▸ **Data for processing**:
* * * * * * * * *

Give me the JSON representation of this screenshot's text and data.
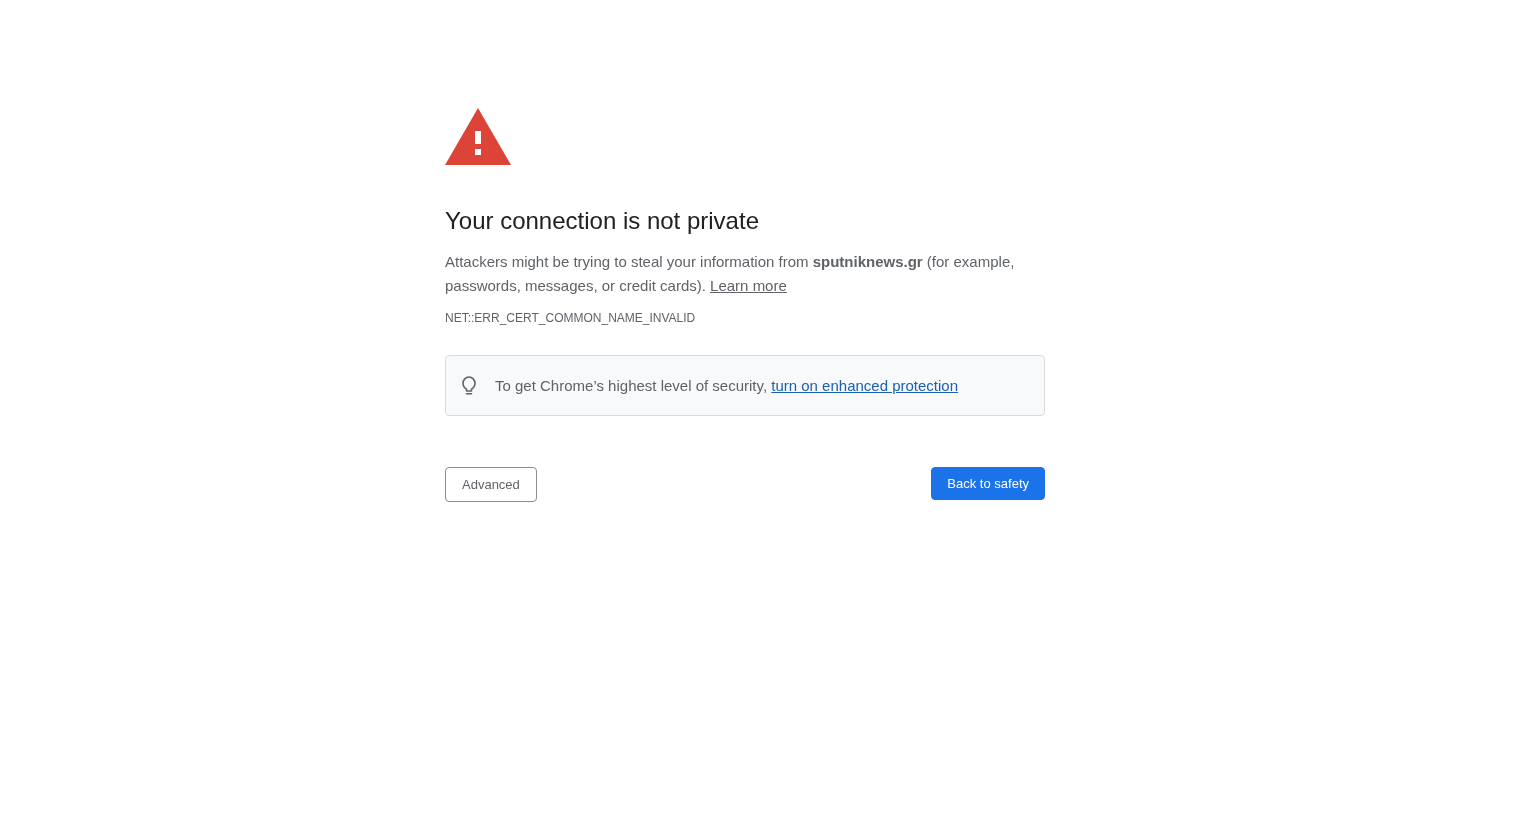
{
  "heading": "Your connection is not private",
  "message": "Attackers might be trying to steal your information from **sputniknews.gr** (for example, passwords, messages, or credit cards).",
  "learn_more_link": "Learn more",
  "error_code": "NET::ERR_CERT_COMMON_NAME_INVALID",
  "callout": {
    "text": "To get Chrome’s highest level of security,",
    "link": "turn on enhanced protection"
  },
  "buttons": [
    {
      "label": "Advanced",
      "kind": "secondary"
    },
    {
      "label": "Back to safety",
      "kind": "primary"
    }
  ]
}
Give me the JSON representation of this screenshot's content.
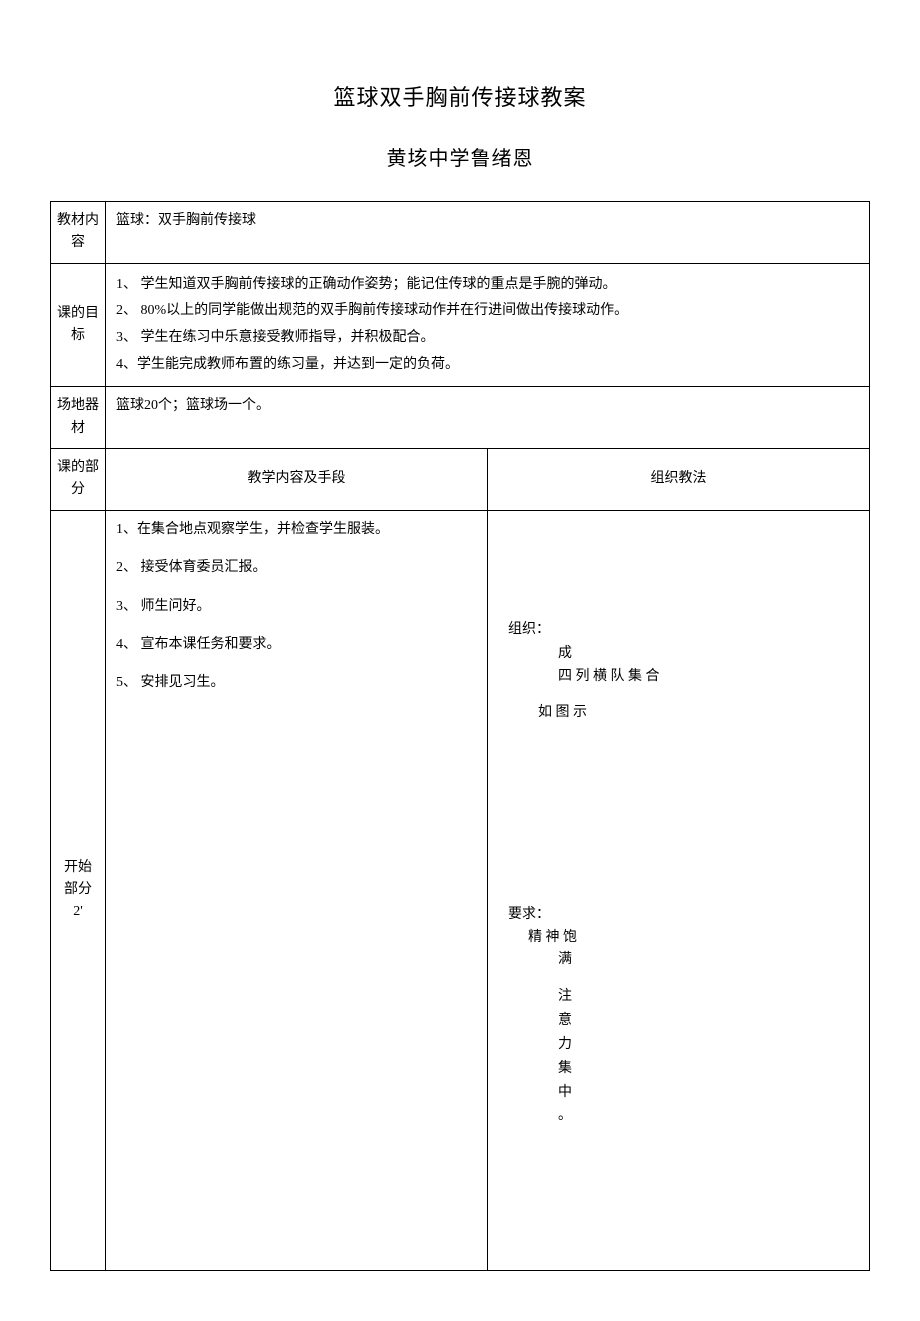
{
  "title": "篮球双手胸前传接球教案",
  "subtitle": "黄垓中学鲁绪恩",
  "rows": {
    "material": {
      "label": "教材内容",
      "content": "篮球：双手胸前传接球"
    },
    "goals": {
      "label": "课的目标",
      "items": [
        "1、 学生知道双手胸前传接球的正确动作姿势；能记住传球的重点是手腕的弹动。",
        "2、 80%以上的同学能做出规范的双手胸前传接球动作并在行进间做出传接球动作。",
        "3、 学生在练习中乐意接受教师指导，并积极配合。",
        "4、学生能完成教师布置的练习量，并达到一定的负荷。"
      ]
    },
    "equipment": {
      "label": "场地器材",
      "content": "篮球20个；篮球场一个。"
    },
    "section_header": {
      "label": "课的部分",
      "mid": "教学内容及手段",
      "right": "组织教法"
    },
    "start_section": {
      "label_line1": "开始",
      "label_line2": "部分",
      "label_line3": "2'",
      "content_items": [
        "1、在集合地点观察学生，并检查学生服装。",
        "2、 接受体育委员汇报。",
        "3、 师生问好。",
        "4、 宣布本课任务和要求。",
        "5、 安排见习生。"
      ],
      "org": {
        "label": "组织：",
        "line1": "成",
        "line2": "四 列 横 队 集 合",
        "line3": "如 图 示"
      },
      "req": {
        "label": "要求：",
        "line1a": "精 神 饱",
        "line1b": "满",
        "vertical": [
          "注",
          "意",
          "力",
          "集",
          "中",
          "。"
        ]
      }
    }
  }
}
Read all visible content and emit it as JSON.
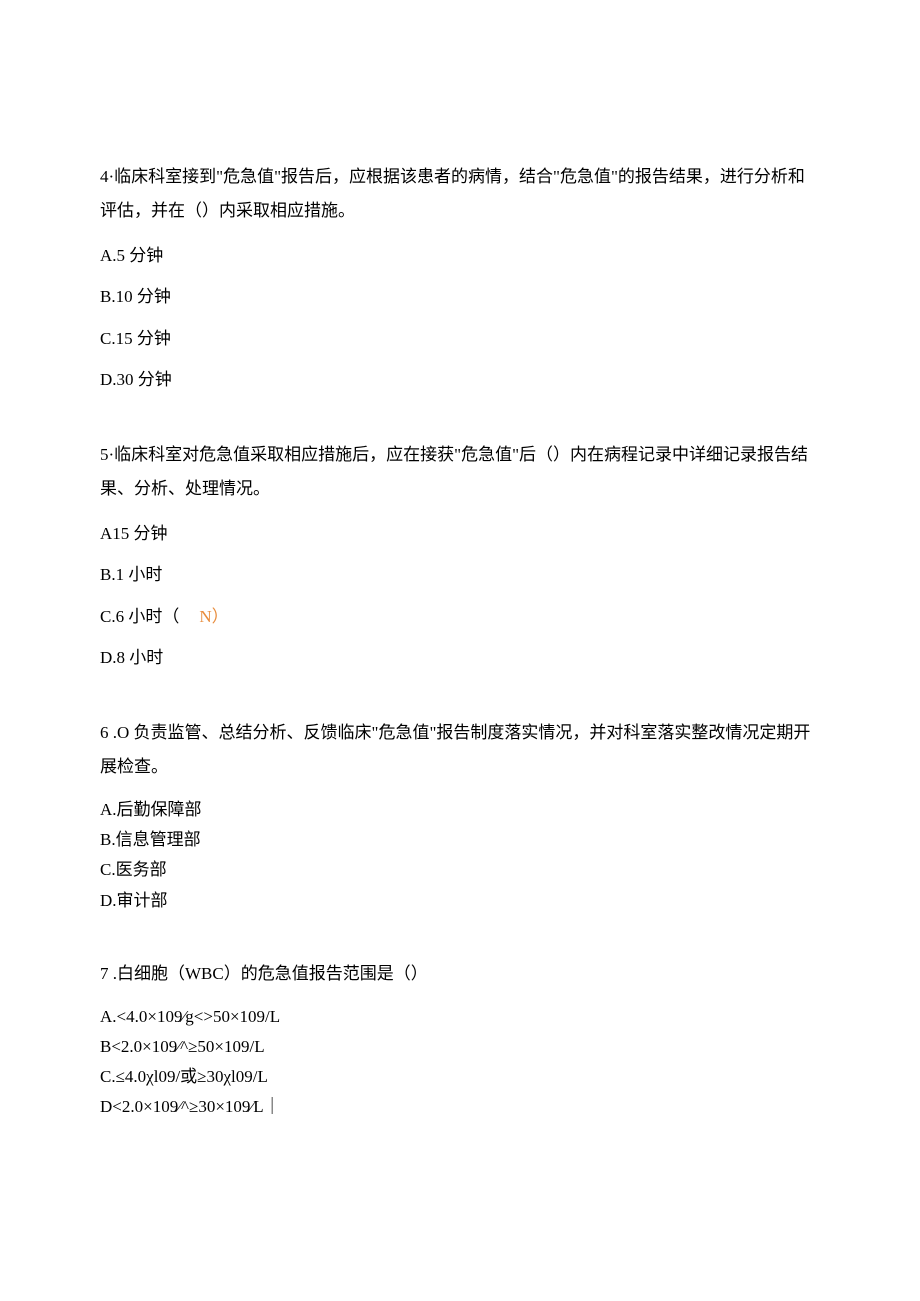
{
  "questions": [
    {
      "id": "q4",
      "text": "4·临床科室接到\"危急值\"报告后，应根据该患者的病情，结合\"危急值\"的报告结果，进行分析和评估，并在（）内采取相应措施。",
      "options": [
        {
          "label": "A.5 分钟"
        },
        {
          "label": "B.10 分钟"
        },
        {
          "label": "C.15 分钟"
        },
        {
          "label": "D.30 分钟"
        }
      ]
    },
    {
      "id": "q5",
      "text": "5·临床科室对危急值采取相应措施后，应在接获\"危急值\"后（）内在病程记录中详细记录报告结果、分析、处理情况。",
      "options": [
        {
          "label": "A15 分钟"
        },
        {
          "label": "B.1 小时"
        },
        {
          "label": "C.6 小时（",
          "mark": "N）"
        },
        {
          "label": "D.8 小时"
        }
      ]
    },
    {
      "id": "q6",
      "text": "6 .O 负责监管、总结分析、反馈临床\"危急值\"报告制度落实情况，并对科室落实整改情况定期开展检查。",
      "options": [
        {
          "label": "A.后勤保障部"
        },
        {
          "label": "B.信息管理部"
        },
        {
          "label": "C.医务部"
        },
        {
          "label": "D.审计部"
        }
      ]
    },
    {
      "id": "q7",
      "text": "7 .白细胞（WBC）的危急值报告范围是（）",
      "options": [
        {
          "label": "A.<4.0×109⁄g<>50×109/L"
        },
        {
          "label": "B<2.0×109⁄^≥50×109/L"
        },
        {
          "label": "C.≤4.0χl09/或≥30χl09/L"
        },
        {
          "label": "D<2.0×109⁄^≥30×109⁄L｜"
        }
      ]
    }
  ]
}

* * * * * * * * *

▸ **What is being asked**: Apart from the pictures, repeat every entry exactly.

▸ **Answer space**:
Give me the JSON representation of this screenshot's text and data.
{
  "heading": "Your connection is not private",
  "message": "Attackers might be trying to steal your information from **sputniknews.gr** (for example, passwords, messages, or credit cards).",
  "learn_more_link": "Learn more",
  "error_code": "NET::ERR_CERT_COMMON_NAME_INVALID",
  "callout": {
    "text": "To get Chrome’s highest level of security,",
    "link": "turn on enhanced protection"
  },
  "buttons": [
    {
      "label": "Advanced",
      "kind": "secondary"
    },
    {
      "label": "Back to safety",
      "kind": "primary"
    }
  ]
}
Give me the JSON representation of this screenshot's content.
{
  "title": "篮球双手胸前传接球教案",
  "subtitle": "黄垓中学鲁绪恩",
  "rows": {
    "material": {
      "label": "教材内容",
      "content": "篮球：双手胸前传接球"
    },
    "goals": {
      "label": "课的目标",
      "items": [
        "1、 学生知道双手胸前传接球的正确动作姿势；能记住传球的重点是手腕的弹动。",
        "2、 80%以上的同学能做出规范的双手胸前传接球动作并在行进间做出传接球动作。",
        "3、 学生在练习中乐意接受教师指导，并积极配合。",
        "4、学生能完成教师布置的练习量，并达到一定的负荷。"
      ]
    },
    "equipment": {
      "label": "场地器材",
      "content": "篮球20个；篮球场一个。"
    },
    "section_header": {
      "label": "课的部分",
      "mid": "教学内容及手段",
      "right": "组织教法"
    },
    "start_section": {
      "label_line1": "开始",
      "label_line2": "部分",
      "label_line3": "2'",
      "content_items": [
        "1、在集合地点观察学生，并检查学生服装。",
        "2、 接受体育委员汇报。",
        "3、 师生问好。",
        "4、 宣布本课任务和要求。",
        "5、 安排见习生。"
      ],
      "org": {
        "label": "组织：",
        "line1": "成",
        "line2": "四 列 横 队 集 合",
        "line3": "如 图 示"
      },
      "req": {
        "label": "要求：",
        "line1a": "精 神 饱",
        "line1b": "满",
        "vertical": [
          "注",
          "意",
          "力",
          "集",
          "中",
          "。"
        ]
      }
    }
  }
}
Read all visible content and emit it as JSON.
{
  "questions": [
    {
      "id": "q4",
      "text": "4·临床科室接到\"危急值\"报告后，应根据该患者的病情，结合\"危急值\"的报告结果，进行分析和评估，并在（）内采取相应措施。",
      "options": [
        {
          "label": "A.5 分钟"
        },
        {
          "label": "B.10 分钟"
        },
        {
          "label": "C.15 分钟"
        },
        {
          "label": "D.30 分钟"
        }
      ]
    },
    {
      "id": "q5",
      "text": "5·临床科室对危急值采取相应措施后，应在接获\"危急值\"后（）内在病程记录中详细记录报告结果、分析、处理情况。",
      "options": [
        {
          "label": "A15 分钟"
        },
        {
          "label": "B.1 小时"
        },
        {
          "label": "C.6 小时（",
          "mark": "N）"
        },
        {
          "label": "D.8 小时"
        }
      ]
    },
    {
      "id": "q6",
      "text": "6 .O 负责监管、总结分析、反馈临床\"危急值\"报告制度落实情况，并对科室落实整改情况定期开展检查。",
      "options": [
        {
          "label": "A.后勤保障部"
        },
        {
          "label": "B.信息管理部"
        },
        {
          "label": "C.医务部"
        },
        {
          "label": "D.审计部"
        }
      ]
    },
    {
      "id": "q7",
      "text": "7 .白细胞（WBC）的危急值报告范围是（）",
      "options": [
        {
          "label": "A.<4.0×109⁄g<>50×109/L"
        },
        {
          "label": "B<2.0×109⁄^≥50×109/L"
        },
        {
          "label": "C.≤4.0χl09/或≥30χl09/L"
        },
        {
          "label": "D<2.0×109⁄^≥30×109⁄L｜"
        }
      ]
    }
  ]
}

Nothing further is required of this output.